Have you tried new the Independent Digital Edition apps?
Life and Style
Powdered colors are displayed for sale at a market ahead of the Holi festival in Bhopal, India
techHere's what you need to know about the riotous occasion
Arts and Entertainment
Larry David and Rosie Perez in ‘Fish in the Dark’
theatreReview: Had Fish in the Dark been penned by a civilian it would have barely got a reading, let alone £10m advance sales
News
Details of the self-cleaning coating were published last night in the journal Science
science
News
Approved Food sell products past their sell-by dates at discounted prices
i100
News
Life-changing: Simone de Beauvoir in 1947, two years before she wrote 'The Second Sex', credited as the starting point of second wave feminism
peopleHer seminal feminist polemic, The Second Sex, has been published in short-form to mark International Women's Day
Caption competition
Caption competition
Latest stories from i100
Have you tried new the Independent Digital Edition apps?
Daily Quiz
Independent Dating
and  

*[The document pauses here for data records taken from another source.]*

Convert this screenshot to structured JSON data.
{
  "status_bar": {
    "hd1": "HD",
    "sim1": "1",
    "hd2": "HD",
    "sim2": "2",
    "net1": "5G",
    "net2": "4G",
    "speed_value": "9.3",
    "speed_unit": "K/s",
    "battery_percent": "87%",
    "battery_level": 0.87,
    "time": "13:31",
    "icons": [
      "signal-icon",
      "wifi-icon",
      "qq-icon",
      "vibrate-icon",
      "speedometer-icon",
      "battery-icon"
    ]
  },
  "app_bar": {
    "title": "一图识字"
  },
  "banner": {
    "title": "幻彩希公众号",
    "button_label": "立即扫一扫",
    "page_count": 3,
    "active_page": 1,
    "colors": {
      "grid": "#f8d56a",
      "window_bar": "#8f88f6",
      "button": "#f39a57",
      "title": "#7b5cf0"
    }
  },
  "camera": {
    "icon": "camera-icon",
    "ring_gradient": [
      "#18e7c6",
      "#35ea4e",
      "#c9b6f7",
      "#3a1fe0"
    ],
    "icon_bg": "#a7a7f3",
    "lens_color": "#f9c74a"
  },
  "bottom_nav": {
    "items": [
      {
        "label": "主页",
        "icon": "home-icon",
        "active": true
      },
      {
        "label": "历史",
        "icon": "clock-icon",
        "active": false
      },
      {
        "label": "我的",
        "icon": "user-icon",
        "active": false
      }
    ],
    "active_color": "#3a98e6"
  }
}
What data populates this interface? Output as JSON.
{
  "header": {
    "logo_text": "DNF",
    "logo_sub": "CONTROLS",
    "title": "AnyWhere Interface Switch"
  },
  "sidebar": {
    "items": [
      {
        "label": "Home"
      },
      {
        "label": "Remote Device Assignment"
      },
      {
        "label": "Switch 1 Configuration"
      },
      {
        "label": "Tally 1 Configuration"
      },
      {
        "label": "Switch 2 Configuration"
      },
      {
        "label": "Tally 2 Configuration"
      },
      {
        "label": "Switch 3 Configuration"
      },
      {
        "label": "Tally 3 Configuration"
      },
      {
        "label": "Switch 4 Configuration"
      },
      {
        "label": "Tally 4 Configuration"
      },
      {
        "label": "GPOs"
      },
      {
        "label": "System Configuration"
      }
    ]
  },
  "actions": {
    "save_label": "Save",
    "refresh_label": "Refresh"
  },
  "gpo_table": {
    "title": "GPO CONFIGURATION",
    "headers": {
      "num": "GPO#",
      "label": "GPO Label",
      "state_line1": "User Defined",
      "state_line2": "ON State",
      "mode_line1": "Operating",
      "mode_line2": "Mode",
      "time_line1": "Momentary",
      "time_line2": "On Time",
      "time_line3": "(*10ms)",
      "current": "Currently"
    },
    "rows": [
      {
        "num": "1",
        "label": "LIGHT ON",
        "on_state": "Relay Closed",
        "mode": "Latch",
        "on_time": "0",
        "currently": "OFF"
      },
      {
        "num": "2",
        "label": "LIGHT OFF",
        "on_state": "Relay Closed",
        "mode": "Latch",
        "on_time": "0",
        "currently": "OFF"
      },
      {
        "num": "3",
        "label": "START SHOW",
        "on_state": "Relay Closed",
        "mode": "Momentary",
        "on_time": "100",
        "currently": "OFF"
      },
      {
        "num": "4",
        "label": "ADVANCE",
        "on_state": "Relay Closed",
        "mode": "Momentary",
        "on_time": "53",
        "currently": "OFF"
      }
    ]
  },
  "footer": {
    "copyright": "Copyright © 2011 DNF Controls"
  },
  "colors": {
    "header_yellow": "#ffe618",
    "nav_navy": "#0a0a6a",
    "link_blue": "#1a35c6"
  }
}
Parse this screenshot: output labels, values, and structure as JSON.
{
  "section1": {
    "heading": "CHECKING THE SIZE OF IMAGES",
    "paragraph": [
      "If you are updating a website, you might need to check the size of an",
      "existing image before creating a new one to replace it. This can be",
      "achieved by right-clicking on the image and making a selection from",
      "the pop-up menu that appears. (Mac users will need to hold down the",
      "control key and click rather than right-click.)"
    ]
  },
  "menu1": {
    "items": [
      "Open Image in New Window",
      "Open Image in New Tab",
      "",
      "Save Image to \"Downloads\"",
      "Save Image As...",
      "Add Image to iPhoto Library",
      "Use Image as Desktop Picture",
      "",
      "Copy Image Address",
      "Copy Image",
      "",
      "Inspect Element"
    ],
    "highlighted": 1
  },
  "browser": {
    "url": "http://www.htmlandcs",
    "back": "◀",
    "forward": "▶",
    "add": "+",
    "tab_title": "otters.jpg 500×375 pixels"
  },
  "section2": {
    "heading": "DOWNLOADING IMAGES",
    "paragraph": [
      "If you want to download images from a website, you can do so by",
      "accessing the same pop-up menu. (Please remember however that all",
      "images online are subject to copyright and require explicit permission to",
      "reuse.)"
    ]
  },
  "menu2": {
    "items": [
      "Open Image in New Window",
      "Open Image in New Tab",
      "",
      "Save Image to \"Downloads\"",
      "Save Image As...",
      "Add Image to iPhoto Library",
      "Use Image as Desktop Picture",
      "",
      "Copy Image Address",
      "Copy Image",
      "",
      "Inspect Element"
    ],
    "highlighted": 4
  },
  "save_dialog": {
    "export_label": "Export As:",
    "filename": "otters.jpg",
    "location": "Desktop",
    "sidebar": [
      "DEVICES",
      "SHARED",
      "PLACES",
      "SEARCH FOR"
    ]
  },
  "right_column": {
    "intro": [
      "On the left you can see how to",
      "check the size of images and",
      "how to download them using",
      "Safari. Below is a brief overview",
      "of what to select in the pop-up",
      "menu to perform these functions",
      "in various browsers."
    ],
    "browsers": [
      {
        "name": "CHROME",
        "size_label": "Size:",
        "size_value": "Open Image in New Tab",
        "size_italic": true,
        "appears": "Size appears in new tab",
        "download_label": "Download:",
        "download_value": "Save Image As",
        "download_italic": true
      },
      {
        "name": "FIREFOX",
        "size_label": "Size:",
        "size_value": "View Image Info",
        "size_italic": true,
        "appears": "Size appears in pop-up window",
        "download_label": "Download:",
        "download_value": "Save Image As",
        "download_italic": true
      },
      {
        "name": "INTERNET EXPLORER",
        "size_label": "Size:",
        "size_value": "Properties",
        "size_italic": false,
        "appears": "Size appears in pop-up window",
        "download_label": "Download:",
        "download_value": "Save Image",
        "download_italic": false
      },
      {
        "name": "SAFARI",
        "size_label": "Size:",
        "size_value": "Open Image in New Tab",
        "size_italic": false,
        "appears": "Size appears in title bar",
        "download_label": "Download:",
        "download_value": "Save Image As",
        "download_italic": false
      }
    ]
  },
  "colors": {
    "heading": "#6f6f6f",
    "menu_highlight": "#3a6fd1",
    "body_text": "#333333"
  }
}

By clicking 'Search' you
are agreeing to our
Terms of Use.

Day In a Page

Homeless Veterans campaign: Donations hit record-breaking £1m target after £300,000 gift from Lloyds Bank

Homeless Veterans campaign

Donations hit record-breaking £1m target after huge gift from Lloyds Bank
Flight MH370 a year on: Lost without a trace – but the search goes on

Lost without a trace

But, a year on, the search continues for Flight MH370
Germany's spymasters left red-faced after thieves break into brand new secret service HQ and steal taps

Germany's spy HQ springs a leak

Thieves break into new €1.5bn complex... to steal taps
International Women's Day 2015: Celebrating the whirlwind wit of Simone de Beauvoir

Whirlwind wit of Simone de Beauvoir

Simone de Beauvoir's seminal feminist polemic, 'The Second Sex', has been published in short-form for International Women's Day
Mark Zuckerberg’s hiring policy might suit him – but it wouldn’t work for me

Mark Zuckerberg’s hiring policy might suit him – but it wouldn’t work for me

Why would I want to employ someone I’d be happy to have as my boss, asks Simon Kelner
Confessions of a planespotter: With three Britons under arrest in the UAE, the perils have never been more apparent

Confessions of a planespotter

With three Britons under arrest in the UAE, the perils have never been more apparent. Sam Masters explains the appeal
Russia's gulag museum 'makes no mention' of Stalin's atrocities

Russia's gulag museum

Ministry of Culture-run site 'makes no mention' of Stalin's atrocities
The big fresh food con: Alarming truth behind the chocolate muffin that won't decay

The big fresh food con

Joanna Blythman reveals the alarming truth behind the chocolate muffin that won't decay
Virginia Ironside was my landlady: What is it like to live with an agony aunt on call 24/7?

Virginia Ironside was my landlady

Tim Willis reveals what it's like to live with an agony aunt on call 24/7
Paris Fashion Week 2015: The wit and wisdom of Manish Arora's exercise in high camp

Paris Fashion Week 2015

The wit and wisdom of Manish Arora's exercise in high camp
8 best workout DVDs

8 best workout DVDs

If your 'New Year new you' regime hasn’t lasted beyond February, why not try working out from home?
Paul Scholes column: I don't believe Jonny Evans was spitting at Papiss Cissé. It was a reflex. But what the Newcastle striker did next was horrible

Paul Scholes column

I don't believe Evans was spitting at Cissé. It was a reflex. But what the Newcastle striker did next was horrible
Miguel Layun interview: From the Azteca to Vicarage Road with a million followers

From the Azteca to Vicarage Road with a million followers

Miguel Layun is a star in Mexico where he was criticised for leaving to join Watford. But he says he sees the bigger picture
Frank Warren column: Amir Khan ready to meet winner of Floyd Mayweather v Manny Pacquiao

Khan ready to meet winner of Mayweather v Pacquiao

The Bolton fighter is unlikely to take on Kell Brook with two superstar opponents on the horizon, says Frank Warren
War with Isis: Iraq's government fights to win back Tikrit from militants - but then what?

Baghdad fights to win back Tikrit from Isis – but then what?

Patrick Cockburn reports from Kirkuk on a conflict which sectarianism has made intractable